Night Over Water centers around a largely forgotten piece of 20th century aviation history: the luxury aircraft the Flying Clipper, which could land and take off from the ocean.
In Ken Follett’s novel, a few days after Britain declares war on German in 1939, the Clipper takes off on a 30-hour flight to New York. Some of the passengers are trying to avoid the war, others are trying to escape their pasts.
Weather conditions had to be just right for the Clipper. It couldn’t take off or land unless the waves were less than three feet high. Unless stars were visible, the aircraft had no way to navigate and could run out of fuel. Conserving fuel often meant going through storms rather than around them.
The spark for the drama is the presence on the plane of a mobster being returned to America for trial. His gang have kidnapped the pregnant wife of the Clipper’s engineer in order to force her husband to have the plane land in the ocean off Newfoundland where they can rescue him.
Follett’s characters are types familiar to novel readers. It’s the setting that produces the drama. Few writers can milk the drama from an historical setting to entertain and inform as Follett can.
Ken Follett, who set his three previous bestsellers during World War II, sets The Pillars of the Earth in medieval England.
The novel opens with the hanging of an innocent man. Watching in horror, a pregnant 15-year-old girl curses the monk, the priest, and the knights who hanged him.
Before Follett reveals the significance of that event, he spins a fascinating tale about centered around two men and two women. One is master builder and an artist in stone; both want to build beautiful cathedrals. One of the two women is a beautiful noblewoman, the other an outcast living in the forest.
Twelfth century England was not a pleasant place in which to live. For a half century, the country suffered as competitors vied for the throne.
Towns were burned, crops destroyed, women raped, people slaughtered, survivors forced into penury and starvation.

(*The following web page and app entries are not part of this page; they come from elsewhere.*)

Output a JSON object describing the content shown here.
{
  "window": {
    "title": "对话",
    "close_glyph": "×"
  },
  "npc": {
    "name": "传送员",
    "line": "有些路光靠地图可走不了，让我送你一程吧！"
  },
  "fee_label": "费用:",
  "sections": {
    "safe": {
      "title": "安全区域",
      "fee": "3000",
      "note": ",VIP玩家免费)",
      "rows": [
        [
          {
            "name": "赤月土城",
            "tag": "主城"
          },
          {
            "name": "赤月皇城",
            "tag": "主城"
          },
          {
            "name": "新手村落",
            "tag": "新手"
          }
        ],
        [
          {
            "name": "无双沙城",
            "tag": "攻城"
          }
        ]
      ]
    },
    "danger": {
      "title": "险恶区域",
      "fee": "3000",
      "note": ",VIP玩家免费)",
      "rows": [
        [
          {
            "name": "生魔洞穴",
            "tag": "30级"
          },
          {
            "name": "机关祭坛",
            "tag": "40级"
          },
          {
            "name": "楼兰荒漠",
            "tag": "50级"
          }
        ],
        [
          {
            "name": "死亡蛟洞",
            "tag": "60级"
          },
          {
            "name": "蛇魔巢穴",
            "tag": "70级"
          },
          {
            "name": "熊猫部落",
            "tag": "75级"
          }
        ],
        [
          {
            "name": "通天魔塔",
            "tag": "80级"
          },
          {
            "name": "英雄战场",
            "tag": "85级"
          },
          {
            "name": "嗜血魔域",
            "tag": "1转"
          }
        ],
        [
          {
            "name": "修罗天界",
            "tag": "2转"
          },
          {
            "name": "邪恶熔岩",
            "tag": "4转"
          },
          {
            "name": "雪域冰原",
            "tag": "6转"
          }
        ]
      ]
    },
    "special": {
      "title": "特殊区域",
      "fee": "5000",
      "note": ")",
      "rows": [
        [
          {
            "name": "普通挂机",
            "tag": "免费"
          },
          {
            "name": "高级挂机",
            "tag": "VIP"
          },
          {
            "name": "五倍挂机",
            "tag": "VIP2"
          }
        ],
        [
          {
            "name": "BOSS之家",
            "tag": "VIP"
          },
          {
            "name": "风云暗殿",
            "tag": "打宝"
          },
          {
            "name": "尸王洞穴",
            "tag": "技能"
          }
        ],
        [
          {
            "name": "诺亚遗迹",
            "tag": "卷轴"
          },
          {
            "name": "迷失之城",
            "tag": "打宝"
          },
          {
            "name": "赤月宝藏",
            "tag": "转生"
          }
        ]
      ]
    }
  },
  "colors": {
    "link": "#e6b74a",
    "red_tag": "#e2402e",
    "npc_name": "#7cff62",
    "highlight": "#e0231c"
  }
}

The clergy sought to protect their rights regardless of who won the throne, sometimes resorting to less than charitable means of promoting their claims.
The story is intricately plotted, fast-paced, and absolutely riveting.
Follet’s story ends with a king settled on the throne and the martyrdom of Thomas á Becket ensuring the church will remain a force in English politics for years to come.
In The Man from St. Petersburg, Ken Follett once again spins an imaginary tale around an actual attempt to win a war by misdirection. Here his focus is World War I.
All Europe knows war is inevitable: Germany has the continent’s strongest army and it wants Alsace and Lorraine back.
England is militarily weak. She and France will need a third ally against Germany.
The Czar wants an alliance with England; he’s sent Prince Orlov to London to seek one.
Winston Churchill taps the Earl of Walden to handle negotiations for England. Walden’s Russian wife is Orlov’s cousin.
Before their marriage, Lady Walden had a lover in St. Petersburg, a poor, militant radical; when her family found out, they had Feliks arrested and tortured. To save his life, she agreed to marry Lord Walden.
The couple have a daughter making her debut in society in 1914 just as Feliks, hardened by imprisonment in Siberia, has come to London to kill Orlov.
Compared to his ordinary blokes, Follett’s upper crust characters are two-dimensional, and unfortunately the focus in The Man is on the social and political elite.
Only Follett’s generous sprinkling of 1914 historical trivia raise the novel above the ordinary.
In 1944, the whole world expected the Allies to invade German-held territory on the continent soon.
The question was where.
Ken Follett’s novel Eye of the Needle is based on the hoax of cardboard ships and planes, called the First United States Army Group, that Britain created to suggest they will attack at Calais, near Belgium, rather than at their intended site in Normandy.
From that historical fact, Follett sets up a thrilling cat-and-mouse game in which a German spy, Henry Faber, called “The Needle” because of his preference for the stiletto as a death weapon, discovers the deception and tries to get his evidence back to Germany.
Farber is a professional spy. The other German spies working in England are rank amateurs; Farber has to eliminate them if they see his face.
The spies trying to catch Farber are also little more than amateurs. Percy Goldiman’s specialty is medieval history; before the war Frederick Bloggs was an inspector with Scotland Yard.
The unlikely pair come up with a scheme for getting a photograph of Farber.
Eye of the Needlecontains no great philosophical truths, but Follett gets his psychological truths right.
Ordinary people rising to the occasion make this mystery-thriller extraordinary.